The shows, years ago, were just a demonstration of the historical use of elephants in Thailand, primarily as part of the logging industry. Boring. But hey, it’s still elephants so all the touri still have a smile on their face. Over time they’ve added more and more acts to the show and now the elephants play soccer, and challenge a visitor to a dart throwing game ala a cheap roadside carnival. They usually pick an Asian visitor for the contest, knowing they are as skilled at throwing darts as they are at driving a car. The elephant always wins.
And then a half dozen of the beasts are led to their personal studio and paint a picture in front of the rapt crowd. Each has his own school of art, reproducing a similar painting at each show. Easy to scoff, but whether talent or just good training, it’s still pretty amazing. One even paints a self-portrait. The poster paint artwork is displayed as each finishes and touri can lay claim to their favorite for a few thousand bucks. The paintings get grabbed up quite quickly. And I have to admit I’ve bought one myself.

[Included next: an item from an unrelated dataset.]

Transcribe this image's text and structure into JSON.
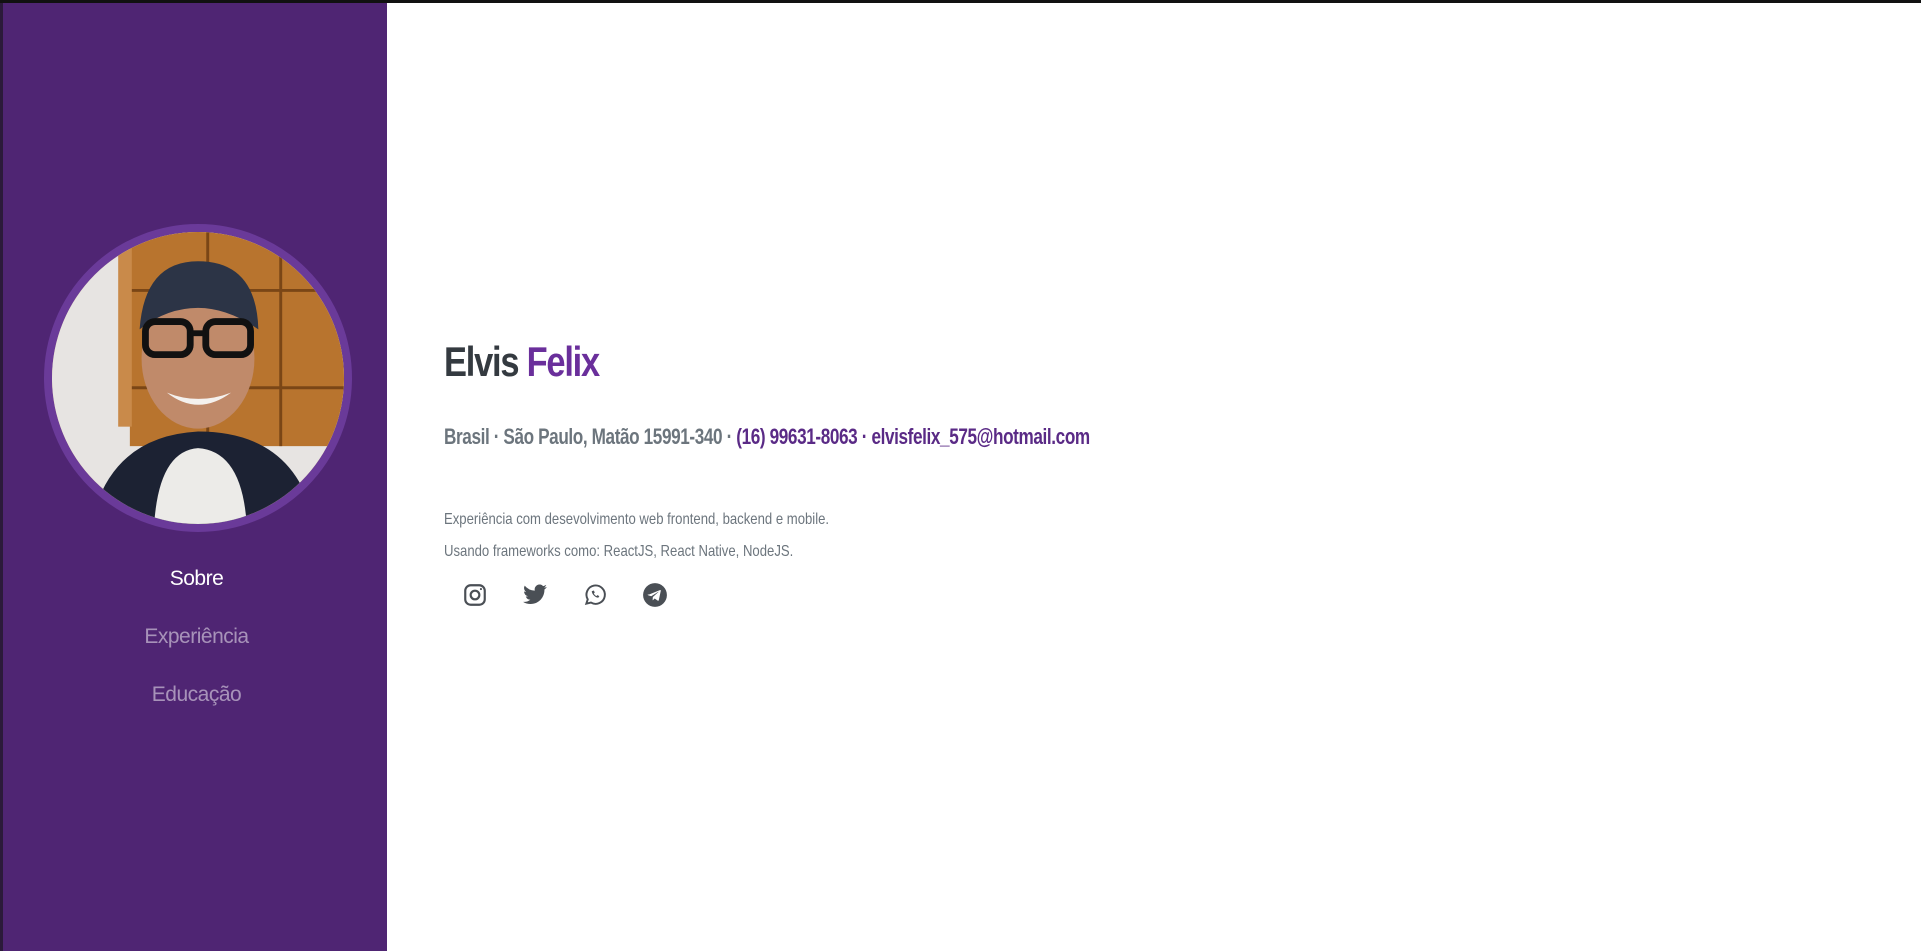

The newest act comes when the show is over. The mahouts bring their elephant over to the crowd for a close up viewing. Several place straw hats on touri head. Lucky visitors get hugged. Then, proving these are Thai elephants, trunks extend outward for a tip. The whole thing is a bit corny. But the joy on the face of a touri enveloped in an elephant’s trunk shows you what a sucker we are for these wondrous creatures.